5) Amilia K. Shirer – “Lightning.” Sometimes I hear an artist or band, like the Stone Foundation, and wonder why I’ve never heard of them before. Here’s another. Amilia K. Shirer released a few albums in the early 2000s, placed songs on various TV shows, and…well, I’m not sure of her entire backstory. But I am sure that the 2017 album this song is from, Wow and Flutter, is just plain great. After one listen, you’ll swear it’s been with you forever. (Among the supporting players: guitar great Gurf Morlix, former Lone Justice/X guitarist Tony Gilkyson, and bassist extraordinaire Daryl Johnson.)

And speaking of the Stone Foundation… I discovered the British soul band a while back via Paul Weller, who produced their 2017 album Street Rituals.
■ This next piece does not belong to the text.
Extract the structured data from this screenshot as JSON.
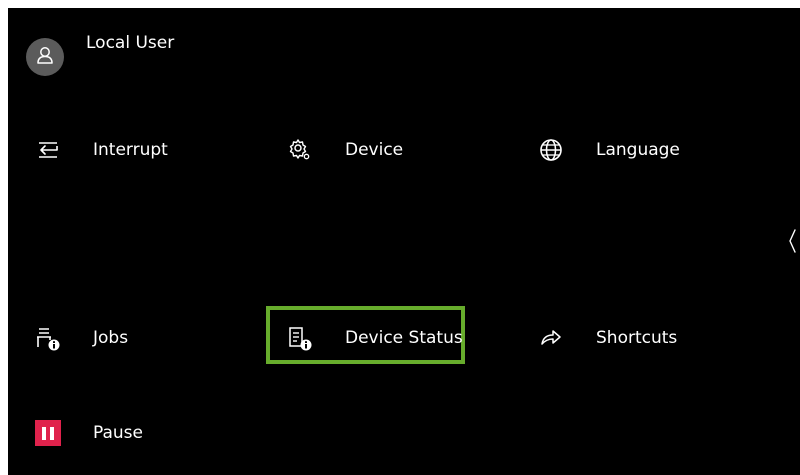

They are, in a word, phenomenal. Here’s hoping that they tour the States someday soon…

I think that maybe I was dreaming. I smelled cinnamon and spices. I heard music everywhere. All around was a kaleidoscope of color. I stood beside Diane at the edge of the stage in the sold-out downstairs room at the World Cafe Live in West Philadelphia, the two of us somewhat out of place amongst the 20-somethings milling about, awaiting the arrival of the Staves.

For those unfamiliar with sisters Emily, Jessica and Camilla Staverly-Taylor, whose ages range from the early 30s to mid-20s: They hail from Eau Claire, Wis., by way of Watford, Hertfordshire, England, which I gather is a suburban London enclave, and were raised on the hippie songs and harmonies of the Beatles, Simon & Garfunkel and CSNY, among others. In fact, the first song they ever properly worked out harmonies for was “Helplessly Hoping.”

The pre-show music was a blast, and included the Beatles, Waterboys and, as the sisters and drummer Dave Power filed onto the stage, Don Henley’s “The Boys of Summer.” Everyone in the audience sang along to that classic track – a foreshadow of a surreal moment yet to come.

The Staves opened with the mesmerizing “Blood I Bled” from their acclaimed 2015 album If I Was.  

Another highlight: “Steady.”

The piece d’resistance, at least for me, came midway through the 75-minute set: the wondrous “Make It Holy,” which features a strong CSN vibe.

There was also some diversions: Everyone sang happy birthday to Dave Power – whose martial beats, I gotta say, boomed throughout the night.

And, in the surreal moment I mentioned above, Emily, Jessica and Camilla were joined by many in the audience when, in an off-the-cuff moment, they sang the theme to Fresh Prince of Bel-Air! (A truly scary moment, that.) Here’s a brief clip:

The set also featured their new single, “Tired as Fuck”…

… and ended with “Teeth White.”

In the last call from lands I’ve never been too, they closed the night with the CSN-flavored “Mexico.”

So, anyway, I thought that maybe I was dreaming. I smelled cinnamon and spice. I heard music everywhere. All around was a kaleidoscope of color. It was a great concert, in other words, akin to walking through a Renaissance Fair on a late-spring day, only better. Much better. All one really need know is this: on the ride home, Diane said “They may have been your artists before, but they’re our artists now!”

About the only complaint that I can come up with: the length of the show. But, in fairness, I’d likely have left thinking the same even if they’d played twice as long.

I’d be remiss if I didn’t mention the opening act Mikaela Davis, who’s a harp-playing wonder with a luscious voice. When I first saw the harp on stage, I braced for a set of elevator music. Far from it. She was, in a word, hypnotic. Here she is from last week in Dallas: